by Tom Gaylord, a.k.a. B.B. Pelletier
Today’s report is a placeholder for one I promised earlier this week and forgot what it was. If you were looking for a particular report today and didn’t get it, please tell me what it is and I will reschedule it.
I was at the range yesterday, shooting off my rifle rest, when I discovered the rest was wobbling. That’s not good because one of the most important things a rest should be is stable. Normally, I would have been unable to fix the problem, which was loose bolts on the rest; but every tool I needed to make the repairs was in my range bag. So, I thought we could take a look at what I carry with me to the range. What you are about to read comes from years of shooting and thousands of hours on the range, where you sometimes need a tool.
Job No. 1
As things turned out, I needed special tools for 3 different jobs this day, and I had all of them in my range box. So let’s take a look. The first job was to tighten that rifle rest.
The rifle rest had bolts that were too hard for the pliers on my multi-tools to turn. But I also carry 2 small crescent wrenches, and one was the right size for the nuts on the end of the bolts. The bolt heads have large Allen wrench sockets, but I don’t carry an Allen wrench set with me. However, in a small tool set I do carry I found the exact size Allen wrench bit that was needed, so the bolts were tightened and the rest became rigid again.
I carry not 1 but 2 crescent wrenches because sometimes you need both. The duct tape has many uses and the plumber’s tape is for sealing pneumatics and CO2 guns. The shorter wrench is one I cut down years ago to carry on my bicycle.
Job No. 2
Then my shooting buddy, Otho, tried to sight-in his new Ruger .44 Magnum Deerslayer carbine. Turned out he needed a very tiny screwdriver bit for the rear sight’s elevation, and the small toolkit I carry happened to have exactly the right size! The ironic thing is that Otho gave me this set about a year ago!
We also had to drift (push sideways in a dovetail slot) the rear sight to get it aligned correctly, and one of my multi-tools has a small claw hammer that was perfect for the job. Otho had a brass drift punch, but the hammer he had was too small to move the sight. After getting the rifle sighted in, I put 8 out of 10 shots on a 6-inch bullseye at 100 yards, so the job was a complete success.
I always carry a wide variety of paper targets to the range because I never know exactly what I’ll need. I have 5-10 of each of these, plus targets not shown. The squares are great for 100 and 200 yards with powerful scopes!

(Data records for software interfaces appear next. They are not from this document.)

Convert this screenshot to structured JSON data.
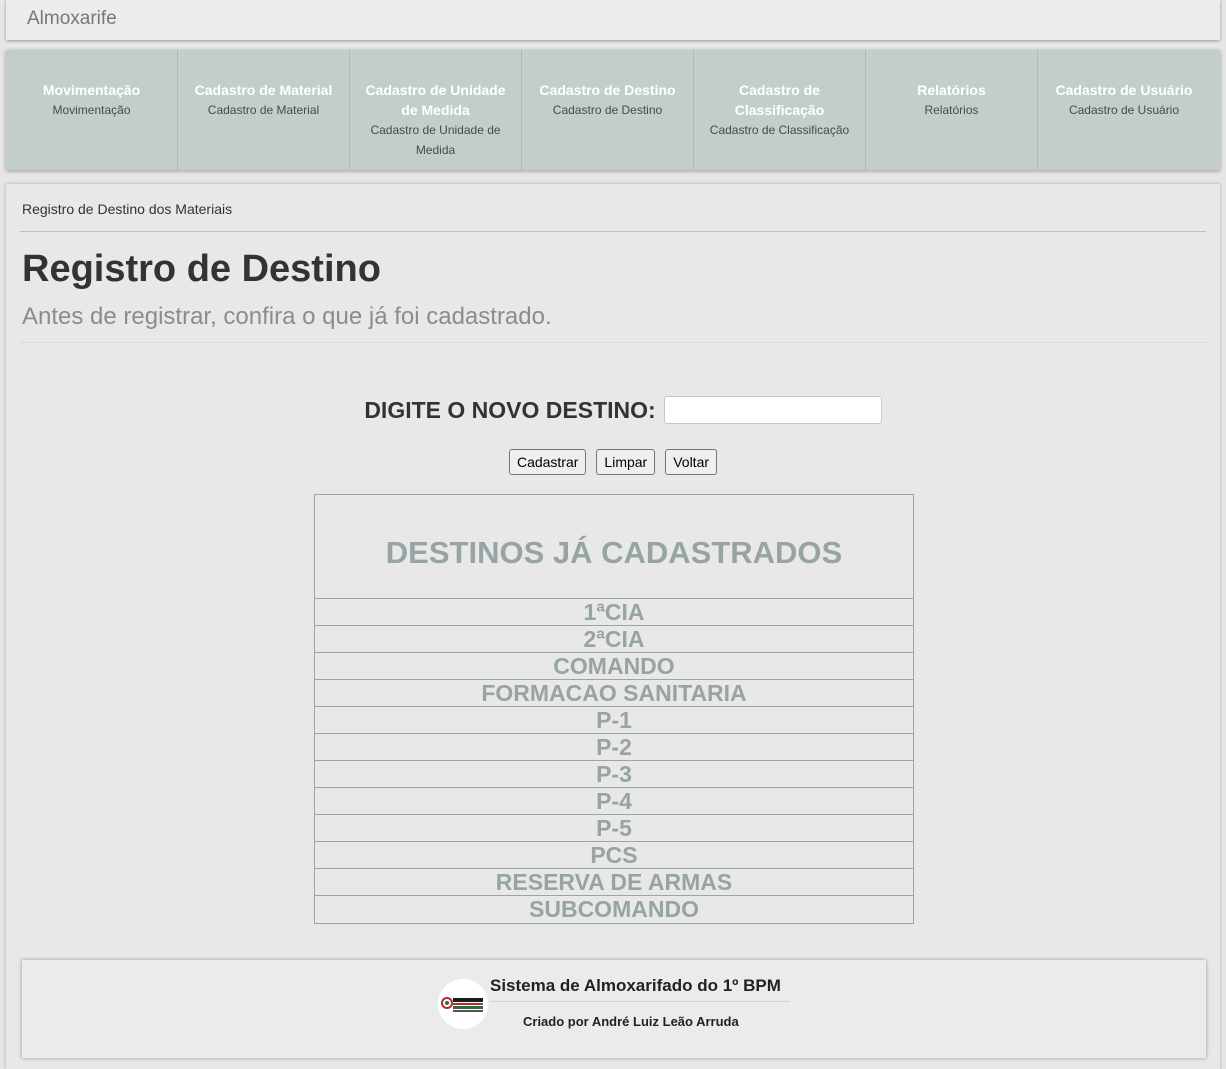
{
  "app": {
    "brand": "Almoxarife"
  },
  "nav": {
    "items": [
      {
        "title": "Movimentação",
        "subtitle": "Movimentação"
      },
      {
        "title": "Cadastro de Material",
        "subtitle": "Cadastro de Material"
      },
      {
        "title": "Cadastro de Unidade de Medida",
        "subtitle": "Cadastro de Unidade de Medida"
      },
      {
        "title": "Cadastro de Destino",
        "subtitle": "Cadastro de Destino"
      },
      {
        "title": "Cadastro de Classificação",
        "subtitle": "Cadastro de Classificação"
      },
      {
        "title": "Relatórios",
        "subtitle": "Relatórios"
      },
      {
        "title": "Cadastro de Usuário",
        "subtitle": "Cadastro de Usuário"
      }
    ]
  },
  "breadcrumb": "Registro de Destino dos Materiais",
  "page": {
    "title": "Registro de Destino",
    "subtitle": "Antes de registrar, confira o que já foi cadastrado."
  },
  "form": {
    "label": "DIGITE O NOVO DESTINO:",
    "input_value": "",
    "buttons": {
      "submit": "Cadastrar",
      "clear": "Limpar",
      "back": "Voltar"
    }
  },
  "destinations": {
    "header": "DESTINOS JÁ CADASTRADOS",
    "items": [
      "1ªCIA",
      "2ªCIA",
      "COMANDO",
      "FORMACAO SANITARIA",
      "P-1",
      "P-2",
      "P-3",
      "P-4",
      "P-5",
      "PCS",
      "RESERVA DE ARMAS",
      "SUBCOMANDO"
    ]
  },
  "footer": {
    "title": "Sistema de Almoxarifado do 1º BPM",
    "credit": "Criado por André Luiz Leão Arruda",
    "logo_icon": "battalion-logo-icon"
  },
  "colors": {
    "nav_background": "#c3cdcc",
    "table_text": "#96a4a3",
    "page_background": "#e6e6e6"
  }
}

You always need a stapler for the targets. And don’t forget to carry staples. I reload the stapler as soon as I hit the range and usually don’t need staples for the rest of the day.
Job No. 3
Then, we went to the 15-yard range, and Otho’s wife tried out a .32 S&W double-action revolver as a possible defense weapon. Otho had loaded the cartridges a long time ago, and they were very low power. So low, in fact, that they had ignition problems and one turned out to be a squib. The bullet was stuck in the barrel.
I always carry a .177-caliber cleaning rod to help extract rifle cartridges from guns with bad extractors. I’ve used it dozens of times just this year. But a .177 rod is too thin to drive a stuck lead bullet out of a barrel, so I also carry a military .30-caliber cleaning rod that’s broken down into many sections. One of them was perfect to drive the .32 bullet out the barrel so the gun could continue to shoot.
The .177 cleaning rod in the package has been used many times to push fired cartridges out of the chambers of rifles. The heavier .30-caliber jointed rod at the bottom is strong enough for many tougher jobs.
Then there are the supplies that I always need away from the house. For pneumatics, I carry a small jar of diver’s silicone grease to lubricate the o-rings on fill connections at the range. I also carry a couple CO2 cartridges in case I’m testing a CO2 gun and run out.
I carry diver’s silicone grease for pneumatics and CO2 cartridges just in case I run out. The gel pad was a Pyramyd Air giveaway several years back. I use it sometimes to rest my elbows when shooting off a rest.
Finally, there’s safety to consider. I always have several sets of disposable earplugs, and lately I’ve had to give them out. People go to a rifle range and forget to bring hearing protection. It’s such a common problem that they sell packages of a dozen plugs just for range bags. The binoculars are not in place of a spotting scope, but to augment one. If the caliber is large enough or the target is close enough, I don’t go to the trouble of setting up a spotting scope.
Earplugs are always with me, as are the binoculars. As cheap as optics are, today, I have several pairs in key locations. The yellow tool is a combination set of Allen wrenches and screwdriver bits. It isn’t that useful, but I have used it occasionally.
Other useful tools
That’s a quick look inside my range bag. I didn’t show some of the oils and solvents, but these are the big things I carry. What do you carry?